1. Limited time only! Sign up for a free 30min personal tutor trial with Chegg Tutors
    Dismiss Notice
Dismiss Notice
Join Physics Forums Today!
The friendliest, high quality science and math community on the planet! Everyone who loves science is here!

Homework Help: Electric Field inside a solid of uniform charge density

  1. Oct 6, 2009 #1
    1. The problem statement, all variables and given/known data
    What is the electric field inside a a solid of uniform chage density


    What is the electric field at [tex]\mathbf{r}'=\mathbf{r}[/tex] if [tex]\mathbf{r}\in V[/tex]

    2. Relevant equations

    3. The attempt at a solution
    I tried taking the limit as [tex]\mathbf{r}\to \mathbf{r}'[/tex] of [tex]\mathbf{E}(\mathbf{r})[/tex]. Can we then take the limit under the integral sign? I tried using Riemannian sums to prove this but still I'm not sure. I then got that [tex]\mathbf{E}(\mathbf{r}')=\infty[/tex] but I don't think that this is correct.
    Last edited: Oct 6, 2009
  2. jcsd
  3. Oct 6, 2009 #2
    I have thought again about the problem. I know that all the charge within the solid will work to repel itself so that the all the charge tends towards the surface. So that by Gauss' law the electric field within the surface is zero. But I still don't know what the electric field will be on the surface.
  4. Oct 6, 2009 #3


    User Avatar
    Homework Helper

    It doesn't matter that the charge repels itself. If it is prevented from moving, then it cannot go to the surface. You are given that the charge density is uniform, thus requiring you to deal with charge inside the surface. You are trying to apply the concept of an electrical conductor to an insulator.

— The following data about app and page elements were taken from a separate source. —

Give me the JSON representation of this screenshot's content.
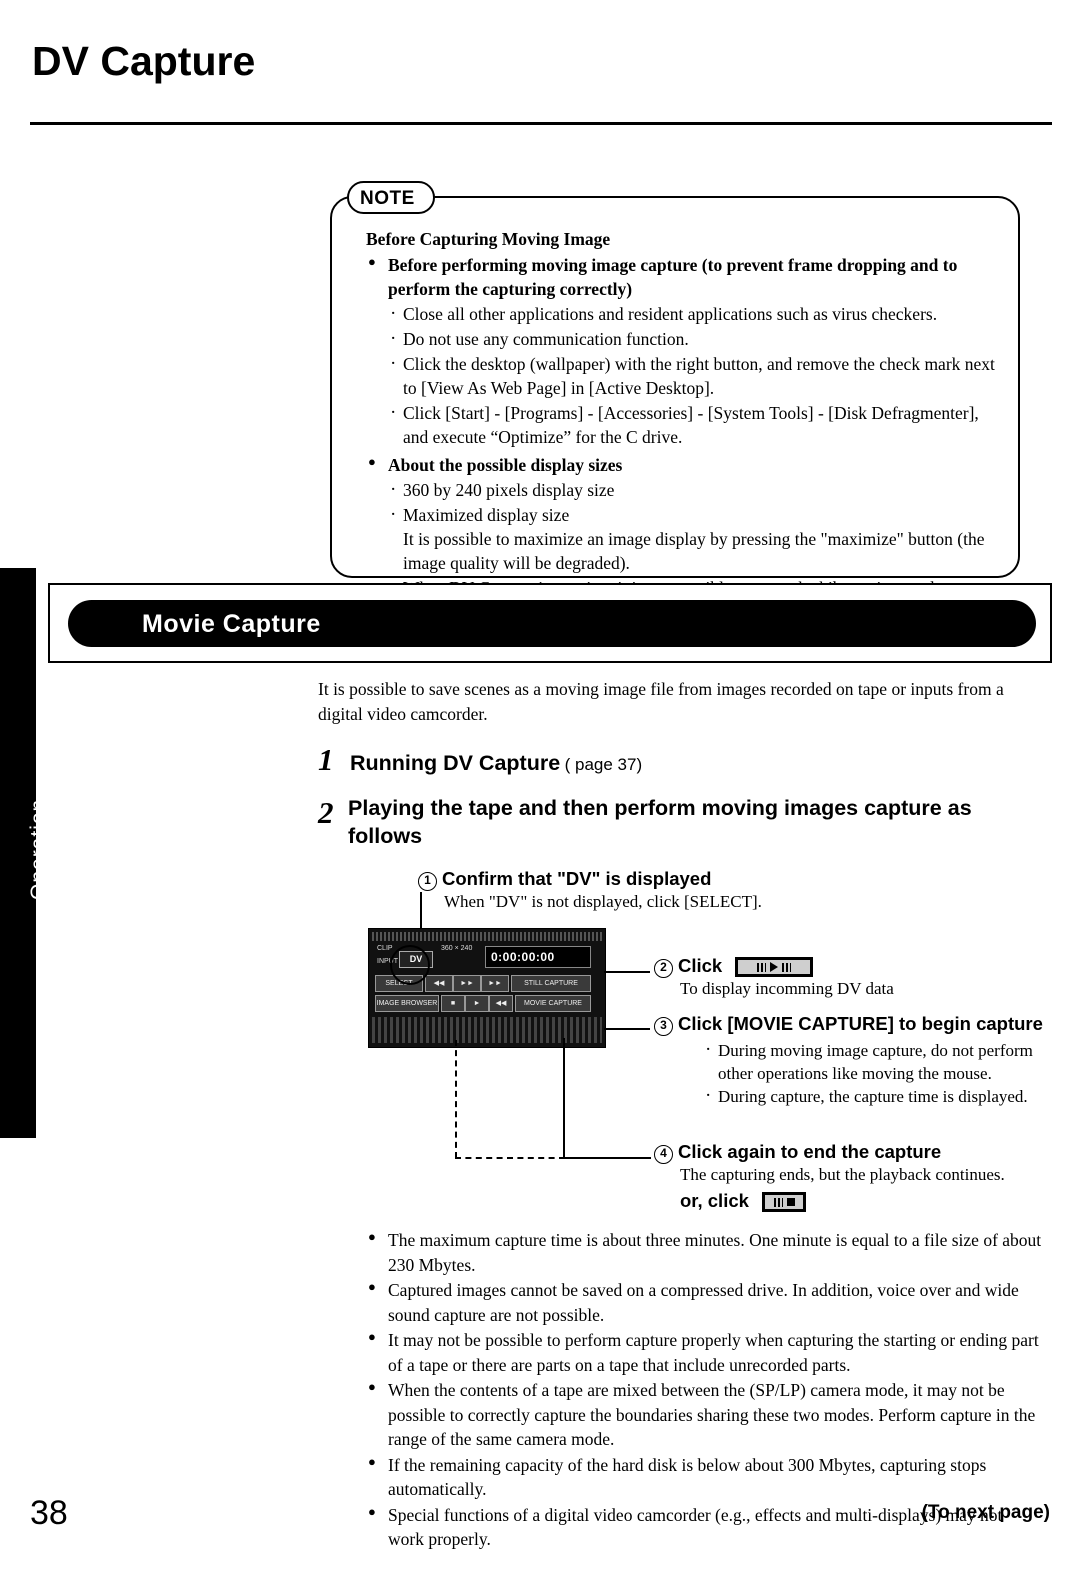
{
  "page": {
    "title": "DV Capture",
    "side_tab_label": "Operation",
    "page_number": "38",
    "next_page": "(To next page)"
  },
  "note": {
    "badge": "NOTE",
    "heading": "Before Capturing Moving Image",
    "bullet1": {
      "text": "Before performing moving image capture (to prevent frame dropping and to perform the capturing correctly)",
      "items": [
        "Close all other applications and resident applications such as virus checkers.",
        "Do not use any communication function.",
        "Click the desktop (wallpaper) with the right button, and remove the check mark next to [View As Web Page] in [Active Desktop].",
        "Click [Start] - [Programs] - [Accessories] - [System Tools] - [Disk Defragmenter], and execute “Optimize” for the C drive."
      ]
    },
    "bullet2": {
      "text": "About the possible display sizes",
      "items": [
        "360 by 240 pixels display size",
        "Maximized display size"
      ],
      "subtext": "It is possible to maximize an image display by pressing the \"maximize\" button (the image quality will be degraded).",
      "item3": "When DV Capture is running, it is not possible to enter the hibernation mode."
    }
  },
  "section": {
    "banner": "Movie Capture",
    "intro": "It is possible to save scenes as a moving image file from images recorded on tape or inputs from a digital video camcorder."
  },
  "steps": {
    "step1_num": "1",
    "step1_head": "Running DV Capture",
    "step1_ref": "( page 37)",
    "step2_num": "2",
    "step2_head": "Playing the tape and then perform moving images capture as follows"
  },
  "callouts": {
    "c1_num": "1",
    "c1_title": "Confirm that \"DV\" is displayed",
    "c1_body": "When \"DV\" is not displayed, click [SELECT].",
    "c2_num": "2",
    "c2_title": "Click",
    "c2_body": "To display incomming DV data",
    "c3_num": "3",
    "c3_title": "Click [MOVIE CAPTURE] to begin capture",
    "c3_items": [
      "During moving image capture, do not perform other operations like moving the mouse.",
      "During capture, the capture time is displayed."
    ],
    "c4_num": "4",
    "c4_title": "Click again to end the capture",
    "c4_body": "The capturing ends, but the playback continues.",
    "c4_or": "or, click"
  },
  "device": {
    "counter": "0:00:00:00",
    "dv_label": "DV",
    "left_line1": "CLIP",
    "left_line2": "INPUT",
    "size_label": "360 × 240",
    "buttons_row1": [
      "SELECT",
      "◀◀",
      "►►",
      "►►",
      "STILL CAPTURE"
    ],
    "buttons_row2": [
      "IMAGE BROWSER",
      "■",
      "►",
      "◀◀",
      "MOVIE CAPTURE"
    ]
  },
  "final_notes": [
    "The maximum capture time is about three minutes. One minute is equal to a file size of about 230 Mbytes.",
    "Captured images cannot be saved on a compressed drive. In addition, voice over and wide sound capture are not possible.",
    "It may not be possible to perform capture properly when capturing the starting or ending part of a tape or there are parts on a tape that include unrecorded parts.",
    "When the contents of a tape are mixed between the (SP/LP) camera mode, it may not be possible to correctly capture the boundaries sharing these two modes. Perform capture in the range of the same camera mode.",
    "If the remaining capacity of the hard disk is below about 300 Mbytes, capturing stops automatically.",
    "Special functions of a digital video camcorder (e.g., effects and multi-displays) may not work properly."
  ]
}
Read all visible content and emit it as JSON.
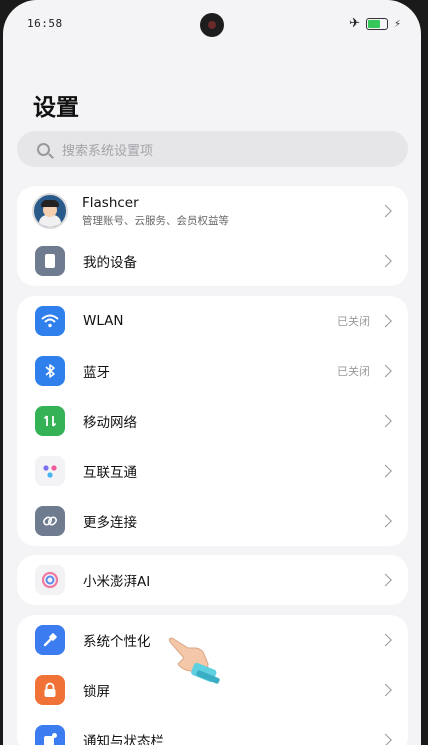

    However, you are on to something. Think more about Gauss' Law, and spherical symmetry, specifically when you have charge inside the surface.
Share this great discussion with others via Reddit, Google+, Twitter, or Facebook